### [GOAL OF THE EXERCISE]
Check each line below for the word "structured", then please report how many lines have it and nothing more.

[Data records for software interfaces]
◇ ◇ ◇

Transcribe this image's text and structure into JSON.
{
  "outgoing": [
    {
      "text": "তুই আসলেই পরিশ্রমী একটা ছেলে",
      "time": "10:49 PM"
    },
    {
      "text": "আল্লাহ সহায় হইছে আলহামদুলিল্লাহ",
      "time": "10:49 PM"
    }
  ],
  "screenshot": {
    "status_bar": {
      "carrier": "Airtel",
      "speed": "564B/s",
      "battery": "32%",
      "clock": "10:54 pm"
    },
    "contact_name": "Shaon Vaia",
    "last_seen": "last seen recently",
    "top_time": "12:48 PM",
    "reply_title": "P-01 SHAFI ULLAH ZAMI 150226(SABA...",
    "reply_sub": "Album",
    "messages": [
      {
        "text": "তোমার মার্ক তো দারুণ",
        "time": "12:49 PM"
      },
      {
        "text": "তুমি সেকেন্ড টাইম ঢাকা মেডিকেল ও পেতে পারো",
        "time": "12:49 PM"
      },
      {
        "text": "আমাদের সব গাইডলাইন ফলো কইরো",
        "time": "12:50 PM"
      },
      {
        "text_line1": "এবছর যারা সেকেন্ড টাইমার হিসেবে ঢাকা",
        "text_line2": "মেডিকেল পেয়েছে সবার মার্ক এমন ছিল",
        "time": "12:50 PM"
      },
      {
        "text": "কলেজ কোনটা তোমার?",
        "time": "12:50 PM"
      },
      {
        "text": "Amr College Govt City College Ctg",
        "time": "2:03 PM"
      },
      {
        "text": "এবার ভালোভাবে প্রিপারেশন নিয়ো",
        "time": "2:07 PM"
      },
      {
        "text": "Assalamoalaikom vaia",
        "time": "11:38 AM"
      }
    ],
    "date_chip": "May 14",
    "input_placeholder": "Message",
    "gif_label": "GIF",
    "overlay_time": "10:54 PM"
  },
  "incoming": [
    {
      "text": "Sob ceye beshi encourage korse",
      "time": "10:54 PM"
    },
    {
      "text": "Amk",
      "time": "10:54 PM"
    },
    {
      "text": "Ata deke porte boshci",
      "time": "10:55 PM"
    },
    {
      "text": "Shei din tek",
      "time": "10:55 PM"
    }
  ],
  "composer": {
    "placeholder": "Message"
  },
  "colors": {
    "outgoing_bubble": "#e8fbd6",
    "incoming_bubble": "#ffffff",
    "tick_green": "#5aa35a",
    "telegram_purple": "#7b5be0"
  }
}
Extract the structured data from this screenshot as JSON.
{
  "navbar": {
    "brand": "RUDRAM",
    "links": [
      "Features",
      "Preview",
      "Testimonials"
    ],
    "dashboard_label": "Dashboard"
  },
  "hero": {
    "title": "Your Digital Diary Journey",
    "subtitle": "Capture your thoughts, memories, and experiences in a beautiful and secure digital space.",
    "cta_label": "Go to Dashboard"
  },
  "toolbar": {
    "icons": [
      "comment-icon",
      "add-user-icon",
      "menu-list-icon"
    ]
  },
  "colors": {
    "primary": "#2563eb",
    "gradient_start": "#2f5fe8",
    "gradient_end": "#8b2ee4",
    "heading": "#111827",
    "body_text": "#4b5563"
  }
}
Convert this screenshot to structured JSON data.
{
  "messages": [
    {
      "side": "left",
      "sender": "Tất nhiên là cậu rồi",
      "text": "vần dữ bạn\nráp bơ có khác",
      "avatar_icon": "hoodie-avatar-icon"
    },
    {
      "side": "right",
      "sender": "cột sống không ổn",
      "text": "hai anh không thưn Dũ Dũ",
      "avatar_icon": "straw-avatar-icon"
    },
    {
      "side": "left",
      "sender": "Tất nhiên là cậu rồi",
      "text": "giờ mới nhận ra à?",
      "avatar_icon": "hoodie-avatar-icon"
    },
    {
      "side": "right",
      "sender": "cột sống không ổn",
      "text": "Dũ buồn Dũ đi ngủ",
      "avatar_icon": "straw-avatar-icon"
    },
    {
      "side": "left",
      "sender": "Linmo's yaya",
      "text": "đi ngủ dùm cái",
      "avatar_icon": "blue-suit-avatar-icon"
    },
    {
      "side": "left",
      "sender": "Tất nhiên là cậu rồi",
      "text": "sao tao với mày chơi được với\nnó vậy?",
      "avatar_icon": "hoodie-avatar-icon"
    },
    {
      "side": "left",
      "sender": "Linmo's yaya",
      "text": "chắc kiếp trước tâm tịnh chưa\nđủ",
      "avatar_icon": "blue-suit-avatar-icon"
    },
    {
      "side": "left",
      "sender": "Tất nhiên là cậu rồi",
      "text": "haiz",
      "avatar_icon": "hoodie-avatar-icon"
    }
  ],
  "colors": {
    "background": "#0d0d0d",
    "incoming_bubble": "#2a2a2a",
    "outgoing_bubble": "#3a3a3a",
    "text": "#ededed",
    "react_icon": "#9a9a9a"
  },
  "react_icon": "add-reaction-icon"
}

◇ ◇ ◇

### [ANSWER]
2